It has been four years. It was on May 24, 2017 that I published an article titled “If we had a stage” (Turkish, “Bir sahnemiz olsaydı”) in one of our national newpapers.

“If we had a stage, I would perhaps take my daughter to the opera on a Sunday,” it said. 

“Of course, we would dress up.

Imagine a magnificent opera house; it would be a shame to go in jeans.

It would be hard to find tickets.

But a wise father would have thought about this days before.

He would have bought the tickets for an opera box,

So that the girl could lean toward the marble barrier and put her chin above it.

The engravings on the wall would have started to move long before the curtains were opened. 

It is not a hard work to achieve; they only need to startle us. 

Yes, it’s hard to startle someone; but, with the building being so magnificent, we would already be ready to get the chills.

It’s not a building but a masterpiece.”

“My daughter would start to smile, and a sense of fascination could be read from her face.”

Things that we lacked started to get control of me… I was feeling grieved. 

“Why don’t we have an opera house in the city that has become a symbol?

Why would Istanbul State Opera and Ballet lack a stage where they could perform their brand-new Swan Lake Ballet? 

We have congress halls but no big symbol stages and fly bars in Istanbul to perform masterpieces.

Some of you will say, “People are starving. What stage are you talking about?”

I want to answer this in another time. But lacking such a “central” scene makes me think of these:

For me, Istanbul is turning into a city for lost souls.

Because it lacks an opera house. 

The whole world, particularly Europe, takes the city’s point of bearing from around the opera house.

Though it’s high and historic, for example, they don’t have this point around the Eiffel Tower. 

They say, “Find the opera house, walk toward its right, its left, it’s right behind it.”

And people of Istanbul have never heard ot this – never got accustomed to this tradition. 

There’s no saying “When you take the road that stands 100 metres east of the opera house, you’ll find it.” 

After all, what we call a “house of art” consists of energy. The house of energy. 

It doesn’t have to be an architectural masterpiece; it’s where energy lives.

It’s as if we lost our way as there’s no house of energy here that will be our point of bearing. It hurts.

My eyes were filled with tears as I thought about these. Then, a cry came.

“Please read this article as the cry of an artist.

Art is a way of revenging death. An individual, who has been threatened with death all along, rises against this irrevocable understanding of fate. Societies that accept dying do not care at all about science, which helps relieve the individual, and justice which exists just for the sake of honour. Societies that fall toward the cliff of non-existence cling to art’s rope with all their might. Art is the only thing that can save them.

Art nests, schools and artists are really precious for the lovers of art. They compose the only reason for them to live. They compose their meeting places where they just meet up, pour out their grieves, and glorify one another. Art is performed so as one person loves the other.
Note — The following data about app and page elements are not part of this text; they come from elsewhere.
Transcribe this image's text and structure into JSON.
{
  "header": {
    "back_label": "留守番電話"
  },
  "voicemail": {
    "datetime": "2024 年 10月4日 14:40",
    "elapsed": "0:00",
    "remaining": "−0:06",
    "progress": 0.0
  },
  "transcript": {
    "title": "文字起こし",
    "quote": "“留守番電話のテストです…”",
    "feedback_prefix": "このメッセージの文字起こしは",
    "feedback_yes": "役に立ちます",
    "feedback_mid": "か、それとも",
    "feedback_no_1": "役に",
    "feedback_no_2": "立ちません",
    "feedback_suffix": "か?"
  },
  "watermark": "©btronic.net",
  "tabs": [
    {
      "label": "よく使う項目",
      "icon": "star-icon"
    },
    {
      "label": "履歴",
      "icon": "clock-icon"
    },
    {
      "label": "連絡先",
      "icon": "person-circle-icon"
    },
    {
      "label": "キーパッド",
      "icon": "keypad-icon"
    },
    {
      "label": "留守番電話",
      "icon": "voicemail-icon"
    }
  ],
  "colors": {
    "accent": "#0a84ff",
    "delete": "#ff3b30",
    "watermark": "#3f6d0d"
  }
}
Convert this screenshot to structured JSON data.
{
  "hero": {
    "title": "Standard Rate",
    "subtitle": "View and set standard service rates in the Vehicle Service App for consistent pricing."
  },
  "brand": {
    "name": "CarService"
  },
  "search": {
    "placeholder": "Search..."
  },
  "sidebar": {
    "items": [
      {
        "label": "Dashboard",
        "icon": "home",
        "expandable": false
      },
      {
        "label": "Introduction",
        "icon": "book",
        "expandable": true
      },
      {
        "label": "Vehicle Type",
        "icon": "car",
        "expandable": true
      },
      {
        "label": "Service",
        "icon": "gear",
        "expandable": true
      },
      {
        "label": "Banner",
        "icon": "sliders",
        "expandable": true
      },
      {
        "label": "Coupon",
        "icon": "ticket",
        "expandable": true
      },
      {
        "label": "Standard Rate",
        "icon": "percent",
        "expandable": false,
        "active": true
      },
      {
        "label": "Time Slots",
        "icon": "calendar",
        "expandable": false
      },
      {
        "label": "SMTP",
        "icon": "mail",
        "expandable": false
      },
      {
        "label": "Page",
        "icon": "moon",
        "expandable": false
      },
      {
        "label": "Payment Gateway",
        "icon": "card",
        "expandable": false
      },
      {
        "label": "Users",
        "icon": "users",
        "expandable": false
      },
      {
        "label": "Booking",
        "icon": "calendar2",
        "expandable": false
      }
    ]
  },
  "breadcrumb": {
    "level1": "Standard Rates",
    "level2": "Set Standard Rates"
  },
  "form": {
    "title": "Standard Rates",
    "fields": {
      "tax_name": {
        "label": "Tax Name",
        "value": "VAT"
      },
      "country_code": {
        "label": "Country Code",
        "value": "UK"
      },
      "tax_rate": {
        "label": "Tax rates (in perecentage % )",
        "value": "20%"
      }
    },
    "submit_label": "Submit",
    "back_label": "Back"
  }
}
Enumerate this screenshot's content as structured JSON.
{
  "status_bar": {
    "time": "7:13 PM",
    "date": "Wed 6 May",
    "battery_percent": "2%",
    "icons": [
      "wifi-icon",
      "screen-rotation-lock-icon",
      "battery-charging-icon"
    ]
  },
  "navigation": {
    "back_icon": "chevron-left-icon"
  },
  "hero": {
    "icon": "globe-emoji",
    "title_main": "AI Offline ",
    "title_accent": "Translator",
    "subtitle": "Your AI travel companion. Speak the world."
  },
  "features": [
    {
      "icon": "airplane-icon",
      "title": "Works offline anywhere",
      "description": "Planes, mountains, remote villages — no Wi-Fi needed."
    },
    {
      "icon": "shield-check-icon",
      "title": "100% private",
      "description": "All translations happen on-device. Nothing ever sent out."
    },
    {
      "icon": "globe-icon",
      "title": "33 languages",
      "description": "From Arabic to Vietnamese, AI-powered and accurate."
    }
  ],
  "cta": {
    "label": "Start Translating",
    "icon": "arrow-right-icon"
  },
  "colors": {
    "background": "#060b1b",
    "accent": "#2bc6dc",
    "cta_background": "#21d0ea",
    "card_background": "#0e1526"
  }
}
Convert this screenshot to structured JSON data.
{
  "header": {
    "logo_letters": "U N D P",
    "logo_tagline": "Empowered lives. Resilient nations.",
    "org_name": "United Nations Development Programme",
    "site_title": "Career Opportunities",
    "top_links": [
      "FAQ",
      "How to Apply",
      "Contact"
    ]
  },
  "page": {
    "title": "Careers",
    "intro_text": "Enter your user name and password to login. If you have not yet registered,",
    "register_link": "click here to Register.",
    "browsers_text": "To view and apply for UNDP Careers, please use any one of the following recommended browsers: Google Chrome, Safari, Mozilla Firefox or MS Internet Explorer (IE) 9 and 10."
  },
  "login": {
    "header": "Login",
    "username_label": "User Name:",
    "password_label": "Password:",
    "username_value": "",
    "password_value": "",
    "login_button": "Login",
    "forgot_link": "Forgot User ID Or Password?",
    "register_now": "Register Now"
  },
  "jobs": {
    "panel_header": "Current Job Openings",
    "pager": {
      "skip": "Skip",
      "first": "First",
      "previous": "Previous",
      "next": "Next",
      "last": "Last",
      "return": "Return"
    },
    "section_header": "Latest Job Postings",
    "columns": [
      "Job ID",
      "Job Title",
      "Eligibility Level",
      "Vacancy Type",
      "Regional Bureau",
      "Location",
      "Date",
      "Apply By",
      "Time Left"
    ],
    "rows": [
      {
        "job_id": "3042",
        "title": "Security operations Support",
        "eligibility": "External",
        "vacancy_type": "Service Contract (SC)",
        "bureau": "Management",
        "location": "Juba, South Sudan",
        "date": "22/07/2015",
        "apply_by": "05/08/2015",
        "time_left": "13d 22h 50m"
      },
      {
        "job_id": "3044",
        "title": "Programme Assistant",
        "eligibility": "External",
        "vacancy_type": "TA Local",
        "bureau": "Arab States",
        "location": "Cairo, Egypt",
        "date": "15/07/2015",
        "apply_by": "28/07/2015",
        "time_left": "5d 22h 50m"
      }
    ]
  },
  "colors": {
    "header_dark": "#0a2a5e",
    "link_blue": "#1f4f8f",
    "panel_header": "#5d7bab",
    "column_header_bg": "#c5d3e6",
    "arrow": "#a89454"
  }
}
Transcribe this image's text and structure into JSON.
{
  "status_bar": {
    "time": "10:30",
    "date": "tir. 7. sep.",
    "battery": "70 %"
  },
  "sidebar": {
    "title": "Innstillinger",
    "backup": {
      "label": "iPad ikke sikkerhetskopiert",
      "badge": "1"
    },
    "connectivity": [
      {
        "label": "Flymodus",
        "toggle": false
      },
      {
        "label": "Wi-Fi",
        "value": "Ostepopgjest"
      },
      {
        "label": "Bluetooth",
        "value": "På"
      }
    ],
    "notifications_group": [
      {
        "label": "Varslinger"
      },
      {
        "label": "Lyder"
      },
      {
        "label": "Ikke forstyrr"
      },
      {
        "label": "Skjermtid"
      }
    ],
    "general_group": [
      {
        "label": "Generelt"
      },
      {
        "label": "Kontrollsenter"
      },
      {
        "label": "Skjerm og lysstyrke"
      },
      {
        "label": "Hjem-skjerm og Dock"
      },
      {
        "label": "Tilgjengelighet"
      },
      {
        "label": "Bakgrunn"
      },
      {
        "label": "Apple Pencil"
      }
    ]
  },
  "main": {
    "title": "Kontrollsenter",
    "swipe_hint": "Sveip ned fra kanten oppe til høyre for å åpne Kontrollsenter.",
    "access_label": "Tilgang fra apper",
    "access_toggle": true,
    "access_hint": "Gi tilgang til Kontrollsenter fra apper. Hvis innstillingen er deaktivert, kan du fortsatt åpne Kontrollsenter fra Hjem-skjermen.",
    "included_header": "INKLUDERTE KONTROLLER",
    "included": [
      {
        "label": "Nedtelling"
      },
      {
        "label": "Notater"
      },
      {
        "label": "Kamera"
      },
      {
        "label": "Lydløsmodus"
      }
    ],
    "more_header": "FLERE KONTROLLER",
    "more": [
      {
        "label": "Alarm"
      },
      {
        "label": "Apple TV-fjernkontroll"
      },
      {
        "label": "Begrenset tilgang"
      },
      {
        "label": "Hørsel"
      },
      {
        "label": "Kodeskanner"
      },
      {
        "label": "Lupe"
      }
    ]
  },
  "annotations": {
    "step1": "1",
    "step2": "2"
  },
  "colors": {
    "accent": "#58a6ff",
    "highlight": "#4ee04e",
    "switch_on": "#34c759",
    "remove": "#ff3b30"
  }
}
Performed so beauty gets to be born out of it. Art is part of human nature. Art is what makes a human, human. Glorifies him, illuminates him, and purifies him.”

This was my hyme for art, where I wrote about my opinions on art. It was an article that was inclined toward grief and hopelessness. It reflected my pessimist views right onto the readers’ minds.

Today, I watch AKM with a light heart. I am happy that it erects right at the heart of İstanbul as if it was a monument. It will be admirable to see that the lights of art will rise and shine in these illuminating art nest, on the very selves of my people – that the feelings of aestheticism and refined souls will be soaring to great heights in this place.

This touchstone of our beloved Istanbul, which is a world capital, will serve as an altar shaping the city’s culture and senses of arts. 

We have grown up with our great leader Ataturk’s words, “A nation without art has lost one of its lifelines.” We have made it one of our principles in life to keep art ever-green in one’s process of becoming a more refined individual. 

Today, I watch AKM, erecting in our Taksim Square, with a light heaert and a sense of joy and start dreaming. 



Atatürk Cultural Centre


AKM My Home


Symbol of İstanbul Identity


Best Wishes to Atatürk Culture Centre!